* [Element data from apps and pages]
--- START ---
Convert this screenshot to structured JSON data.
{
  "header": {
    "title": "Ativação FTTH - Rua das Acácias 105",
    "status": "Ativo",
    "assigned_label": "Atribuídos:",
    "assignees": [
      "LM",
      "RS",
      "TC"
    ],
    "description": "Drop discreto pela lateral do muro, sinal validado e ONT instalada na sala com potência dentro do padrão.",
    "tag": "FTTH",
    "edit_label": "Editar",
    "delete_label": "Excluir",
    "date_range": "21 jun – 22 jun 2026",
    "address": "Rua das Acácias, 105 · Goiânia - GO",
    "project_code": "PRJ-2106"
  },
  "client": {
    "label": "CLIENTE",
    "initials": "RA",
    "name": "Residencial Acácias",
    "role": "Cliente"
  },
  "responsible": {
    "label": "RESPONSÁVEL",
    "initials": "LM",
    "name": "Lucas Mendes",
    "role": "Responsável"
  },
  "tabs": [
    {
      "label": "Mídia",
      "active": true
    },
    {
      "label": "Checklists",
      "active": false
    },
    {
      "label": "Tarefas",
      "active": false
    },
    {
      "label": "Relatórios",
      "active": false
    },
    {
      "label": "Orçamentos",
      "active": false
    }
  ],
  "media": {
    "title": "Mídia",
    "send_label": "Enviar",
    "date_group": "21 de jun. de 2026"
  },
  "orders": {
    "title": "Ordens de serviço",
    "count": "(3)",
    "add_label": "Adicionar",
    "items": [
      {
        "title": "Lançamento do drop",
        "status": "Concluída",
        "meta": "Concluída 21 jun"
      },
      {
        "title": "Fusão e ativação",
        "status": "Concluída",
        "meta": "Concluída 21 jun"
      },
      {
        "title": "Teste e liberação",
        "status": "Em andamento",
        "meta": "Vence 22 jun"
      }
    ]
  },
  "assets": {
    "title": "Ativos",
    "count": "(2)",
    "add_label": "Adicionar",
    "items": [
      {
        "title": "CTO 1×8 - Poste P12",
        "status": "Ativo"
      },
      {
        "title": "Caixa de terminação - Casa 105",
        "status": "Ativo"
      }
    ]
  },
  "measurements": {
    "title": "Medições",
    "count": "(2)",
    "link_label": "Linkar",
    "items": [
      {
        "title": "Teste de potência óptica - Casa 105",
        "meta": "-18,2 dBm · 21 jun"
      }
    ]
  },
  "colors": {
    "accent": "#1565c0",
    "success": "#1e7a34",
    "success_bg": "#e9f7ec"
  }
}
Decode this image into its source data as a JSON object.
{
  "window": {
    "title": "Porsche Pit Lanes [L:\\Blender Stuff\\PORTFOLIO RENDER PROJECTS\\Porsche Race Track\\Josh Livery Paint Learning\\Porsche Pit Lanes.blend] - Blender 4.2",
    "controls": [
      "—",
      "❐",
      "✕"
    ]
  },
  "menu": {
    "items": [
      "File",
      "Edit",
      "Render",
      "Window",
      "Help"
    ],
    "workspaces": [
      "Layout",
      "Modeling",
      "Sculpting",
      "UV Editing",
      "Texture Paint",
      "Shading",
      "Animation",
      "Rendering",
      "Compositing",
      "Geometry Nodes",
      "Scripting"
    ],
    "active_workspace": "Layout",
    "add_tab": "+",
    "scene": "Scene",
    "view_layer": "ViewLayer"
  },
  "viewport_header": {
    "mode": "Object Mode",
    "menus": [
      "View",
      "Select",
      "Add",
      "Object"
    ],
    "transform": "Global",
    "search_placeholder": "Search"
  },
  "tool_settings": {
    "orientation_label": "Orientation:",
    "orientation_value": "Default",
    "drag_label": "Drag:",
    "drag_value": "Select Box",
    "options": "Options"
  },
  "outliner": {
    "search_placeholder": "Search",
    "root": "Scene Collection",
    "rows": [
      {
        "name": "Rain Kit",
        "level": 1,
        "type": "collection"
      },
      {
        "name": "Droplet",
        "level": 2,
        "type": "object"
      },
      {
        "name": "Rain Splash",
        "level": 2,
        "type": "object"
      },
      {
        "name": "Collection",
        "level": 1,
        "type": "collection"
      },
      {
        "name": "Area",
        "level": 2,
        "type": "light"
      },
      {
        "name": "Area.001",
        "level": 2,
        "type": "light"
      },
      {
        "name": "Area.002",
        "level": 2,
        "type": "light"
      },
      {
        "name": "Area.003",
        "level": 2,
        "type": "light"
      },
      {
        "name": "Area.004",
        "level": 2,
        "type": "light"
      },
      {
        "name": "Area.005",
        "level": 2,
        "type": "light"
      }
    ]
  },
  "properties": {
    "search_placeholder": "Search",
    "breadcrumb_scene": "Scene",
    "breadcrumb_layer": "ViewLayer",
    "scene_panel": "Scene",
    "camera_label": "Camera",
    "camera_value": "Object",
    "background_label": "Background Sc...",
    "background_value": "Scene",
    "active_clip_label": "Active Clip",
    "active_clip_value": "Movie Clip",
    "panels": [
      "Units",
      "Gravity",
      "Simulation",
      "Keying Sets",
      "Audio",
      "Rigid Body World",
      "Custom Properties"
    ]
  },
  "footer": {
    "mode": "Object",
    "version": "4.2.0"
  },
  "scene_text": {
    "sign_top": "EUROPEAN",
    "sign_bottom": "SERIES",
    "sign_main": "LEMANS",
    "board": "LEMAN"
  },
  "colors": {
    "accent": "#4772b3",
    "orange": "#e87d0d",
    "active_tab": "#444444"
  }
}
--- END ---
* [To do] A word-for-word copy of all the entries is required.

* [Exercise answer]
Convert this screenshot to structured JSON data.
{
  "header": {
    "title": "Ativação FTTH - Rua das Acácias 105",
    "status": "Ativo",
    "assigned_label": "Atribuídos:",
    "assignees": [
      "LM",
      "RS",
      "TC"
    ],
    "description": "Drop discreto pela lateral do muro, sinal validado e ONT instalada na sala com potência dentro do padrão.",
    "tag": "FTTH",
    "edit_label": "Editar",
    "delete_label": "Excluir",
    "date_range": "21 jun – 22 jun 2026",
    "address": "Rua das Acácias, 105 · Goiânia - GO",
    "project_code": "PRJ-2106"
  },
  "client": {
    "label": "CLIENTE",
    "initials": "RA",
    "name": "Residencial Acácias",
    "role": "Cliente"
  },
  "responsible": {
    "label": "RESPONSÁVEL",
    "initials": "LM",
    "name": "Lucas Mendes",
    "role": "Responsável"
  },
  "tabs": [
    {
      "label": "Mídia",
      "active": true
    },
    {
      "label": "Checklists",
      "active": false
    },
    {
      "label": "Tarefas",
      "active": false
    },
    {
      "label": "Relatórios",
      "active": false
    },
    {
      "label": "Orçamentos",
      "active": false
    }
  ],
  "media": {
    "title": "Mídia",
    "send_label": "Enviar",
    "date_group": "21 de jun. de 2026"
  },
  "orders": {
    "title": "Ordens de serviço",
    "count": "(3)",
    "add_label": "Adicionar",
    "items": [
      {
        "title": "Lançamento do drop",
        "status": "Concluída",
        "meta": "Concluída 21 jun"
      },
      {
        "title": "Fusão e ativação",
        "status": "Concluída",
        "meta": "Concluída 21 jun"
      },
      {
        "title": "Teste e liberação",
        "status": "Em andamento",
        "meta": "Vence 22 jun"
      }
    ]
  },
  "assets": {
    "title": "Ativos",
    "count": "(2)",
    "add_label": "Adicionar",
    "items": [
      {
        "title": "CTO 1×8 - Poste P12",
        "status": "Ativo"
      },
      {
        "title": "Caixa de terminação - Casa 105",
        "status": "Ativo"
      }
    ]
  },
  "measurements": {
    "title": "Medições",
    "count": "(2)",
    "link_label": "Linkar",
    "items": [
      {
        "title": "Teste de potência óptica - Casa 105",
        "meta": "-18,2 dBm · 21 jun"
      }
    ]
  },
  "colors": {
    "accent": "#1565c0",
    "success": "#1e7a34",
    "success_bg": "#e9f7ec"
  }
}
Decode this image into its source data as a JSON object.
{
  "window": {
    "title": "Porsche Pit Lanes [L:\\Blender Stuff\\PORTFOLIO RENDER PROJECTS\\Porsche Race Track\\Josh Livery Paint Learning\\Porsche Pit Lanes.blend] - Blender 4.2",
    "controls": [
      "—",
      "❐",
      "✕"
    ]
  },
  "menu": {
    "items": [
      "File",
      "Edit",
      "Render",
      "Window",
      "Help"
    ],
    "workspaces": [
      "Layout",
      "Modeling",
      "Sculpting",
      "UV Editing",
      "Texture Paint",
      "Shading",
      "Animation",
      "Rendering",
      "Compositing",
      "Geometry Nodes",
      "Scripting"
    ],
    "active_workspace": "Layout",
    "add_tab": "+",
    "scene": "Scene",
    "view_layer": "ViewLayer"
  },
  "viewport_header": {
    "mode": "Object Mode",
    "menus": [
      "View",
      "Select",
      "Add",
      "Object"
    ],
    "transform": "Global",
    "search_placeholder": "Search"
  },
  "tool_settings": {
    "orientation_label": "Orientation:",
    "orientation_value": "Default",
    "drag_label": "Drag:",
    "drag_value": "Select Box",
    "options": "Options"
  },
  "outliner": {
    "search_placeholder": "Search",
    "root": "Scene Collection",
    "rows": [
      {
        "name": "Rain Kit",
        "level": 1,
        "type": "collection"
      },
      {
        "name": "Droplet",
        "level": 2,
        "type": "object"
      },
      {
        "name": "Rain Splash",
        "level": 2,
        "type": "object"
      },
      {
        "name": "Collection",
        "level": 1,
        "type": "collection"
      },
      {
        "name": "Area",
        "level": 2,
        "type": "light"
      },
      {
        "name": "Area.001",
        "level": 2,
        "type": "light"
      },
      {
        "name": "Area.002",
        "level": 2,
        "type": "light"
      },
      {
        "name": "Area.003",
        "level": 2,
        "type": "light"
      },
      {
        "name": "Area.004",
        "level": 2,
        "type": "light"
      },
      {
        "name": "Area.005",
        "level": 2,
        "type": "light"
      }
    ]
  },
  "properties": {
    "search_placeholder": "Search",
    "breadcrumb_scene": "Scene",
    "breadcrumb_layer": "ViewLayer",
    "scene_panel": "Scene",
    "camera_label": "Camera",
    "camera_value": "Object",
    "background_label": "Background Sc...",
    "background_value": "Scene",
    "active_clip_label": "Active Clip",
    "active_clip_value": "Movie Clip",
    "panels": [
      "Units",
      "Gravity",
      "Simulation",
      "Keying Sets",
      "Audio",
      "Rigid Body World",
      "Custom Properties"
    ]
  },
  "footer": {
    "mode": "Object",
    "version": "4.2.0"
  },
  "scene_text": {
    "sign_top": "EUROPEAN",
    "sign_bottom": "SERIES",
    "sign_main": "LEMANS",
    "board": "LEMAN"
  },
  "colors": {
    "accent": "#4772b3",
    "orange": "#e87d0d",
    "active_tab": "#444444"
  }
}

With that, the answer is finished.